Perfect score for St John the Baptist girl
THOUGH small in number, the outgoing grade six students from St John the Baptist Preparatory School have performed exceptionally well in the Grade Six Achievement Test (GSAT), with one of the candidates gaining a perfect average.
When Career & Education visited the Harrad Crescent, St Andrew school last week, little or no noise was heard, as the school has a population of roughly 80 students.
The grade six cohort has eight students who were all placed in traditional high schools.
But one girl, Rianna Blake, surprised herself and her teachers when she gained an average of 100 per cent in the exams, earning her a place at Immaculate Conception High -- her first choice.
Blake, who is also the head girl, said when she saw her results, words could not describe what she felt as she had worked towards it for the entire school year.
"I feel elated. The day before GSAT I told myself I was going to be the top girl. I had my rosary with me and I prayed and asked for God's guidance in the exam, so when I saw that I got perfect scores in everything, I was happy and thankful," Blake said.
For Blake, her greatest motivation was her family as she said they helped her to be more confident.
"My mom and dad always motivate me and tell me not to let anyone put me down. They usually say, 'do what you have to do and if you set your dreams now, you achieve it when you get older'," she said.
Class teacher Julian Gregory described the set as a unique and disciplined group who would set goals and work together to accomplish them without her having to dictate to them.
"We try our best to build their confidence and it's a disciplined group, and for a set of children they work with me and I have the support from their parents. Whatever they tell you they're going to do, they do it, and as their facilitator I don't have to tell them do this, do that. They come with their ideas, we have discussions, and we work towards goals," Gregory said.
Gregory said the students foster a sense of team spirit and help each other to grow.
"The stronger ones help the weaker ones. Selfishness is not displayed and they all want to learn," she said.
Moreover, the preparation process for the exams, according to Gregory, required the group to be at school between the hours of 7:00 am to 4:00 pm, an expansion of their usual 8:00 to 2:00 pm day.
But Gregory said the students did not mind because they have now reaped the benefits.
"Some were not scoring 90s and they had to be given extra help on a Friday. When the results came, six got full marks in communication tasks. I like to see children achieve and I made sure to go the extra mile with them. We would revise the grade four and five syllabus as that's part of the GSAT syllabus, and go all out on the grade six syllabus especially the communication tasks which can be challenging," Gregory said.

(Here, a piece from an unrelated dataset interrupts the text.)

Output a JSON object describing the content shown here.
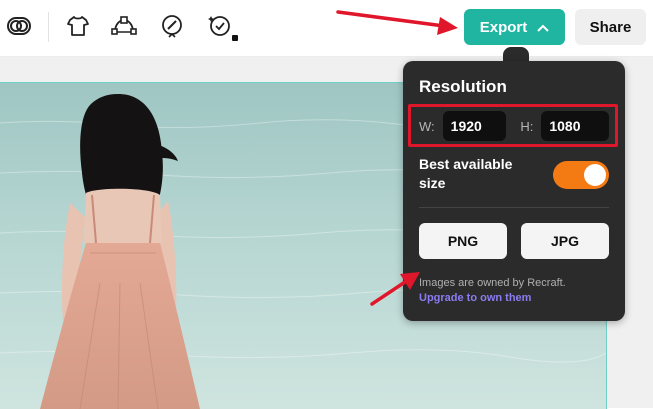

Blake added that apart from having a revision book for these classes, they would form small groups and study while incorporating educational games, research, book reports and book reviews to help with the communication tasks.
Cecile Jarrett, principal, said she expected good results from the students as she has always told them that they can do well.
"The concept of getting 100 per cent was always enkindled in them. They know they could go beyond excellence and whatever their best turned out to be, that's what we would laud," Jarrett said.
The principal added that this year's cohort was disciplined and mature in their thinking, and served as good role models for the rest of the school.
Blake, like Jarrett, said she has no limits on her life.
"My mom says the sky is the limit, but my principal says there is no limit, therefore I don't plan to limit myself," said Blake.
St John the Baptist Preparatory School last year earned a spot in the top 64 preparatory schools in Jamaica in a study done by think tank, Educate Jamaica.